It’s difficult to exercise enough self control to stop yourself clicking on that “photos of hippos that will change your life for ever” post on Buzzfeed (not real, don’t go looking for it). But taking regular writing time away from distractions could transform your story by making you really focus. Ask a good friend to give you a procrastination-nudge every so often to check up on you.

2. Quit being precious

We can fall in love pretty easily while writing. The dramatic, heightened atmosphere we sit in while writing causes us to indulge our romantic sides. I know I’ve fallen in love with many a sentence, before, sometimes years later, realizing the sentence kind of sucks. Try to view your lyrical masterpieces from a distance.

3. Stop doubting your instincts

Collaboration and constructive criticism are wonderful writing tools, but to take criticism on board to such an extent that you are buoyed by it rather than relying on your own instincts, is bound to make for stilted fiction. Use your own instincts to guide you.

4. Cut out adverbs

This is a well used example of bad writing, mostly caused by Stephen King stating that “The road to hell is paved with adverbs.” Adverbs can be useful and provocative when used sparingly, but they’re also easy to criticize and can be a crutch that stops you from using your skill to show the reader how the character is feeling and behaving.

5. Give up giving up

Just keep going. That story you gave up because you encountered a block actually did have a lot going for it. Get it out of the drawer and have another go. If you need a boost, make a date with a fellow writer, or go see a reading at your local bookstore. And if you’re not the giving up kind, go give another writer a boost!

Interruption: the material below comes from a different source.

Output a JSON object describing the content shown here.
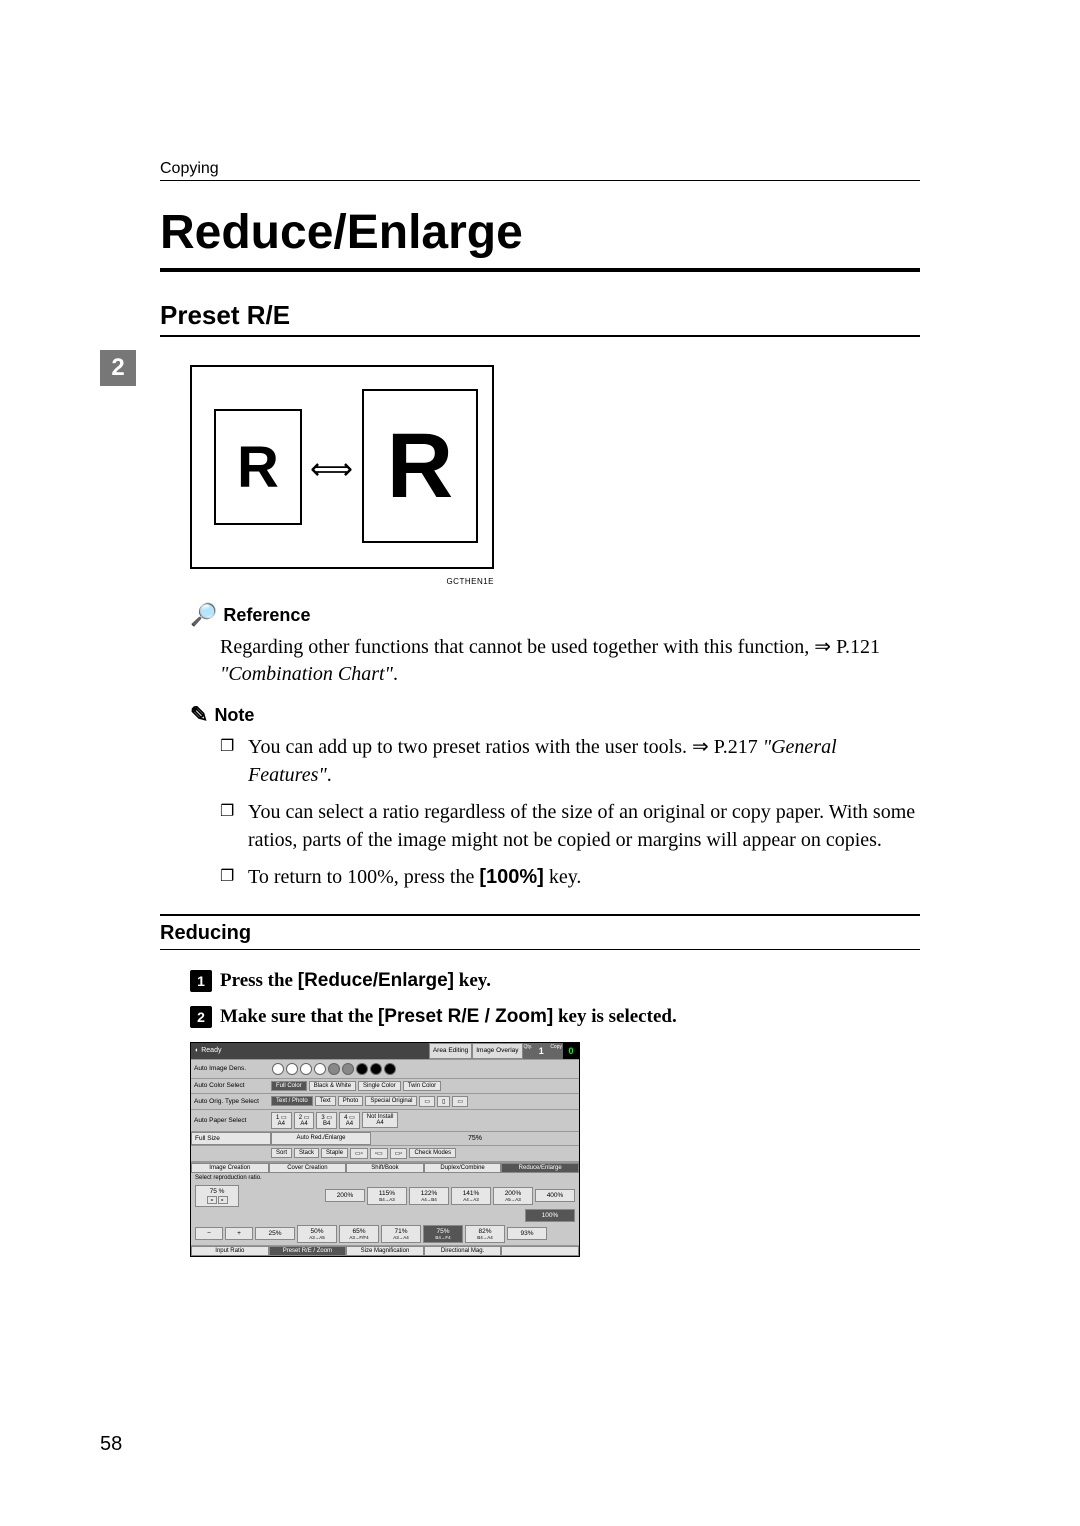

Do you have any bad writing habits you need to quit? Or would you rather make yourself a stack of pancakes and focus on what’s going right? Let us know!

Image: Oswestry Wesley Guild’s “pancake special” by Geoff Charles via Flickr.com